Because the program is online, we have students in criminal justice from all over the country. It’s interesting to see the different perspectives of people with so many varied experiences. I’m impressed by the respect the students give one another, even when their opinions are very different about some of the more difficult topics.
Q: What’s your advice for entering the field?
Take advantage of internships to get some practical experience in the field. And keep an eye on job postings, like probation officer trainees, where no prior experience is required, just your degree.
Whether you want to go into probation or parole or law enforcement, corrections is a great place to start because you’re working directly with offenders. It’s really good experience, and you’re not limited to being an officer in custody or in casework.

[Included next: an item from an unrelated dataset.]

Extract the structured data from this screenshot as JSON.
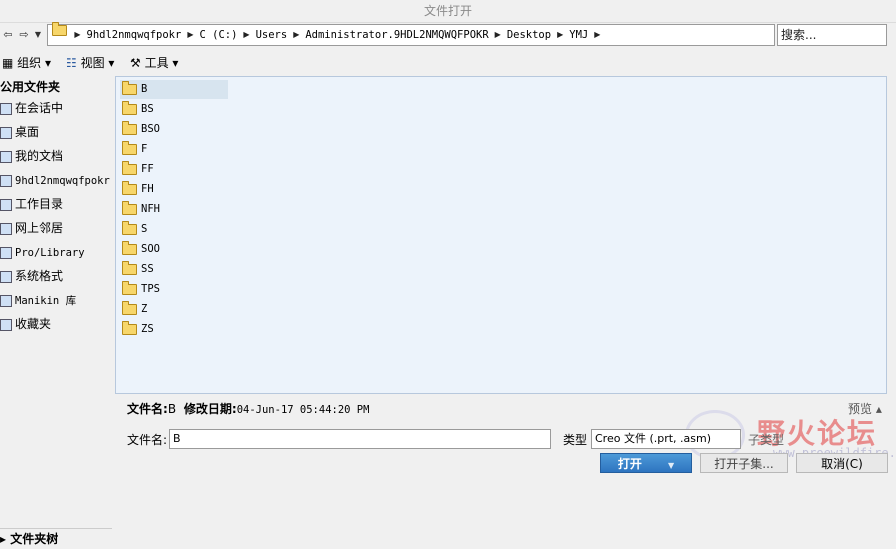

When it comes to criminal justice, it’s really easy to think about law enforcement and working in the prison system, maybe going to law school, which is great. But there’s so much you can do with a criminal justice degree. We’ve had students who have interned at the Child Advocacy Center. So, they’d be conducting forensic interviews with kids who have been abused or witnessed abuse. You can go into Child Protective Services. Or you can do investigations at the Equal Opportunity Commission, like I did. You really can pick and choose what the best fit is for you.
Q: What is your perspective about today’s landscape in criminal justice?
It’s always changing. It’s not a static field. There’s always more to learn and do. The past year, we have seen a lot of unrest and a big divide, particularly with law enforcement. We talk to our students about those things and a lot of other really hard topics. We want to introduce those difficult issues in a safe environment so students will be more prepared in the field.
There are some incredible opportunities right now to make lasting, positive, impactful changes. Our students have the opportunity to be part of that change and help guide the future of criminal justice. It’s an exciting opportunity that will take a lot of really hard work. But the payoff is going to be worth it.
Q: What advice would you offer students new to online learning?
Sometimes people think learning online will be easy, and that’s not necessarily the case. It’s a lot of time management and being mindful to assignments and deadlines. When you’re taking a full term, plus maybe working a full-time job, it’s important to plan for the time to do the work. Have a dedicated time to devote to the class and your studies.
My biggest piece of advice is to reach out to your instructors. Email them, have a zoom meeting, do phone calls – just make an effort to get to know them. And don’t be afraid to ask professors questions. Making the effort will provide you a classroom feel even in an online environment.
Q: Any parting thoughts?
For prospective students, we’d love to have you at Peru State. Our criminal justice program is really very good and we do some amazing things.
I feel strongly that the faculty’s professional field experience is so beneficial. Academia and research is beneficial, too, of course. But particularly with criminal justice, it’s so helpful to have instructors that have worked with law enforcement and corrections. For instance, one of our full-time faculty did crime scene investigation for 10 years. That field experience really adds so much to the program.
How committed we are to our students, and how we really put them first – I feel like those are the things that really set us apart and can provide a really good educational experience for someone.
Interested in earning your criminal justice degree online? With 20 years of online expertise to our credit and ranked a Best ROI online college, we’d love to help you move forward. Check out our three bachelor’s degree specialties in criminal justice (Administration, Counseling and Legal Studies) by visiting us at online.peru.edu.